The pre-action protocol does not alter the statutory time limits for starting court proceedings. If a claim is issued after the relevant limitation period has expired, the defendant will still be entitled to use that as a defence to the claim. The parties may, however, be able to apply to the court for a stay (postponement) to complete the necessary pre-action steps.
Statute of Limitations FAQs
What is a statutory time limit?
A statutory time limit refers to a prescribed limitation period within which a claimant has to bring a civil claim. There are various different types of civil claim that can be brought, each with different time limits under the Limitation Act 1980, as well as different dates that act as the point of trigger for these periods.
Why does a statute of limitations exist?
A statute of limitations is effectively an expiry date for allegations of crimes. The fundamental principle behind this is to protect the potential accused from not being able to properly defend themselves against such allegations due to the erosion of evidence with the passage of time. Statutes of limitations only exist in the UK for minor criminal cases and in many civil claims.

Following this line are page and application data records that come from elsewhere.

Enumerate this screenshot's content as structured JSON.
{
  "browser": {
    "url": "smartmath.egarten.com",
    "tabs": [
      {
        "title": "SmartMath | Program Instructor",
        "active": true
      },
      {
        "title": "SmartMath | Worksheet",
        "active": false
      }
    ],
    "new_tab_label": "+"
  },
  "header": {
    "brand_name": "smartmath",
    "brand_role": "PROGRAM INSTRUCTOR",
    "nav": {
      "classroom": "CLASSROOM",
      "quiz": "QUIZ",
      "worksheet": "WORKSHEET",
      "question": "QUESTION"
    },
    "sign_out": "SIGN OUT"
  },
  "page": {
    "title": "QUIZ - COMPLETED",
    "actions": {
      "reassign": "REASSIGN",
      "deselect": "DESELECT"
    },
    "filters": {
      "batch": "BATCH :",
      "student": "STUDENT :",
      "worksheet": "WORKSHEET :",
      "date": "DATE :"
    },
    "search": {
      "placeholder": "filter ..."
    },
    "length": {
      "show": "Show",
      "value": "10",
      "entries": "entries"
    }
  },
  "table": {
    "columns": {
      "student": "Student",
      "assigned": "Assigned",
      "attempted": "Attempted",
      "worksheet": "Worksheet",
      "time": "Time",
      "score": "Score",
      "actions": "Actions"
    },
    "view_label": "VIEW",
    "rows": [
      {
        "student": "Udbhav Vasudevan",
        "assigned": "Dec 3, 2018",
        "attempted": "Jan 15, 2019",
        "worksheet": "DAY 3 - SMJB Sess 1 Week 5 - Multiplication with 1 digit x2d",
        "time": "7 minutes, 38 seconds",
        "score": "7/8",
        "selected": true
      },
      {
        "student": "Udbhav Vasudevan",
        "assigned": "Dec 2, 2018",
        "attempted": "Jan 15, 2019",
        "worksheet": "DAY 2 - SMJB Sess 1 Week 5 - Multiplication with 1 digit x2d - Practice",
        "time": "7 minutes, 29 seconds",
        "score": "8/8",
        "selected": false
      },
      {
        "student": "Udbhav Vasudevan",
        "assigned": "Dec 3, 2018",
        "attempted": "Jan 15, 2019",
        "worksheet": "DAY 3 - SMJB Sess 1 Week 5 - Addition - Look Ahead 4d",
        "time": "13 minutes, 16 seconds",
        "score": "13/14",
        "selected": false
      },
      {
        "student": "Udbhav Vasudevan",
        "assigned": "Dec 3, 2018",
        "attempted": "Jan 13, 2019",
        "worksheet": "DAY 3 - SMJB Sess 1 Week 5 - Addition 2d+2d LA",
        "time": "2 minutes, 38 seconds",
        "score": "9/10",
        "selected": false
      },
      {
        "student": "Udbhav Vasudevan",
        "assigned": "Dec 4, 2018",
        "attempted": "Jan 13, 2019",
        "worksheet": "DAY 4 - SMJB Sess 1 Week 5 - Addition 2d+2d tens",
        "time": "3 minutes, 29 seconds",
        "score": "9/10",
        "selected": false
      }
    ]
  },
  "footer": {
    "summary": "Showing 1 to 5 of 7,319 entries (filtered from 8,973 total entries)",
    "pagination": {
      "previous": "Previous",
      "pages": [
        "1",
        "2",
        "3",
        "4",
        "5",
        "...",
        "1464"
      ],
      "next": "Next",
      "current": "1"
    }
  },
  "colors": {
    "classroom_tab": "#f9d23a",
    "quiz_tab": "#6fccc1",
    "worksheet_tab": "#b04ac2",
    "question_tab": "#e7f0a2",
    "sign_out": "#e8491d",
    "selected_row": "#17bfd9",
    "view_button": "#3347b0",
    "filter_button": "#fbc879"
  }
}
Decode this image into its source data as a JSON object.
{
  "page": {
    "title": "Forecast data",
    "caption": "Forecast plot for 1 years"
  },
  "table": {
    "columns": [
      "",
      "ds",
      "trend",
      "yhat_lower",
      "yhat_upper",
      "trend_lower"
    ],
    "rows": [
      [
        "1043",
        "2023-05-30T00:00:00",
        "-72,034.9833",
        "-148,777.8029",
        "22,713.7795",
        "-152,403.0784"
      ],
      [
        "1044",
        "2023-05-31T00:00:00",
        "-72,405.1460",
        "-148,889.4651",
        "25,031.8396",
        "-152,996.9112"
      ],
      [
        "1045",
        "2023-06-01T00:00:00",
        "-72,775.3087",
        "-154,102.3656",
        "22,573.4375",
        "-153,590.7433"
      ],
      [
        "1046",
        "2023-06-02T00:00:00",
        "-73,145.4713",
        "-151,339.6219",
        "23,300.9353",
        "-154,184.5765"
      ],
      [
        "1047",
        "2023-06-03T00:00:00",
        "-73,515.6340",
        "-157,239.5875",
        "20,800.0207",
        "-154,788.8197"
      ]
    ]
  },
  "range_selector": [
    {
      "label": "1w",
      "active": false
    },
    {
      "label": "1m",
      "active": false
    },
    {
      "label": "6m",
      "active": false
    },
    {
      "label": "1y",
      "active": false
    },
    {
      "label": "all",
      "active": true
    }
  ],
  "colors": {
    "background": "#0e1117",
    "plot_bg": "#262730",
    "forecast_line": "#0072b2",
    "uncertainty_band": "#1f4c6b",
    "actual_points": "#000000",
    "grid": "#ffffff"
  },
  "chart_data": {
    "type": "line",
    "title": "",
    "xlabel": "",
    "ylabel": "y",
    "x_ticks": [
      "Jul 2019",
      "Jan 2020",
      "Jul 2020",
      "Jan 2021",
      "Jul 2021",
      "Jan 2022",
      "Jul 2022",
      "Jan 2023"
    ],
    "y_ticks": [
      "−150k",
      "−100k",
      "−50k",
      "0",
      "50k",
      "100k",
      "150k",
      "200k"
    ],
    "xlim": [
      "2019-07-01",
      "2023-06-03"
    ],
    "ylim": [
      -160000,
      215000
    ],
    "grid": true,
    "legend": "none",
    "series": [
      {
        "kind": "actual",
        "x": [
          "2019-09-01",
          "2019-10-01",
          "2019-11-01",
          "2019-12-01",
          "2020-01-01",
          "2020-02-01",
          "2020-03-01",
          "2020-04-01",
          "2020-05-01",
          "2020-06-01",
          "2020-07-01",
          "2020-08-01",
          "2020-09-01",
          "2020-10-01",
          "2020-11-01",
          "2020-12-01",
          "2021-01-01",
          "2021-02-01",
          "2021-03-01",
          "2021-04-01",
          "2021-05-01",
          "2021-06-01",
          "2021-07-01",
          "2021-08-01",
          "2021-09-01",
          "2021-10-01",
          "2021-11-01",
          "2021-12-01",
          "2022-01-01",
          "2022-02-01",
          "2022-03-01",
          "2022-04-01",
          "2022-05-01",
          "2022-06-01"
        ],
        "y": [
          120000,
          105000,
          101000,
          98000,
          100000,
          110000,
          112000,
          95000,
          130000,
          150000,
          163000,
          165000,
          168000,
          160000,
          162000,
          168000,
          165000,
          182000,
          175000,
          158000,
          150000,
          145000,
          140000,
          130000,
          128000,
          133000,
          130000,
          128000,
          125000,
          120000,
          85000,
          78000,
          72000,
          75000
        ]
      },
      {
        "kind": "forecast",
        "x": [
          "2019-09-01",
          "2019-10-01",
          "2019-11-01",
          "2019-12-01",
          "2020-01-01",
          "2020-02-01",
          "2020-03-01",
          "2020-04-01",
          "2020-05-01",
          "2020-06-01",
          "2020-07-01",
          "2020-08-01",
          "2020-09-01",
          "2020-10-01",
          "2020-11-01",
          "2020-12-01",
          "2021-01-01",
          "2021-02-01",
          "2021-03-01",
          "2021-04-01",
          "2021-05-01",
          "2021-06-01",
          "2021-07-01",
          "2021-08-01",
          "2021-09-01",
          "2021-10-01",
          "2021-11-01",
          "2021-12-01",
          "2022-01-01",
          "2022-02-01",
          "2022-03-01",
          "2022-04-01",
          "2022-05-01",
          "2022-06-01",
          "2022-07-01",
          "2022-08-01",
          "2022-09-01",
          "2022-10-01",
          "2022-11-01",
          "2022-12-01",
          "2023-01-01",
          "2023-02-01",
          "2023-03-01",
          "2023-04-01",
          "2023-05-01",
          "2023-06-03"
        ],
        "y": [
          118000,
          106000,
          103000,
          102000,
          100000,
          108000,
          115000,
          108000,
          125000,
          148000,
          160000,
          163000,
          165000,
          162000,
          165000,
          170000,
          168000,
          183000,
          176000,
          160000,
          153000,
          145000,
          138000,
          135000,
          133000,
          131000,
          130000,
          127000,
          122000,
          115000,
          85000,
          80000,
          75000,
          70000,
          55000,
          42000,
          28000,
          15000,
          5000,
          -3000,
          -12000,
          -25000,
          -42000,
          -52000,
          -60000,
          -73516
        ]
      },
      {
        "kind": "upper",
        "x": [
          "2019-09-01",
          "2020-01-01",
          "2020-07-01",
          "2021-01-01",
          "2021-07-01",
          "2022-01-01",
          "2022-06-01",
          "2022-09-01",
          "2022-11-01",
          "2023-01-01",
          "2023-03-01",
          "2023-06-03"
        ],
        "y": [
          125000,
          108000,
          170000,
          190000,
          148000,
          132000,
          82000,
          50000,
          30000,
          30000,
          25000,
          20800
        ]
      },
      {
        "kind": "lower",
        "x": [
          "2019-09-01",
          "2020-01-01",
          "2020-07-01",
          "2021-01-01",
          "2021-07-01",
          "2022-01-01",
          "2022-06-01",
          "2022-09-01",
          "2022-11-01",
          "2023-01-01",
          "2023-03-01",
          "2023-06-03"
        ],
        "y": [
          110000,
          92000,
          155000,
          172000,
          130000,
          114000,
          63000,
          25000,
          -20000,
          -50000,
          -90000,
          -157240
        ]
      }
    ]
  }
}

Do debts have a time limit?
A debt claim is typically classed as a breach of contract claim for which a limitation period of 6 years will apply from the date of breach. As a general rule, creditors have 6 years to recover most types of unsecured debts, where the period generally begins from the point at which an individual or business falls into arrears or fails to make a repayment.
Do crimes have a time limit?
In the context of criminal offences, there are no statutory limits on the prosecution of crimes in the UK except for ‘summary’ offences. These are relatively low level offences tried in the magistrates’ court, where the general rule is that prosecutions will be time-barred if not brought before the court within 6 months after the date of the offence.
The matters contained in this article are intended to be for general information purposes only. This article does not constitute legal advice, nor is it a complete or authoritative statement of the law, and should not be treated as such. Whilst every effort is made to ensure that the information is correct, no warranty, express or implied, is given as to its accuracy and no liability is accepted for any error or omission. Before acting on any of the information contained herein, expert legal advice should be sought.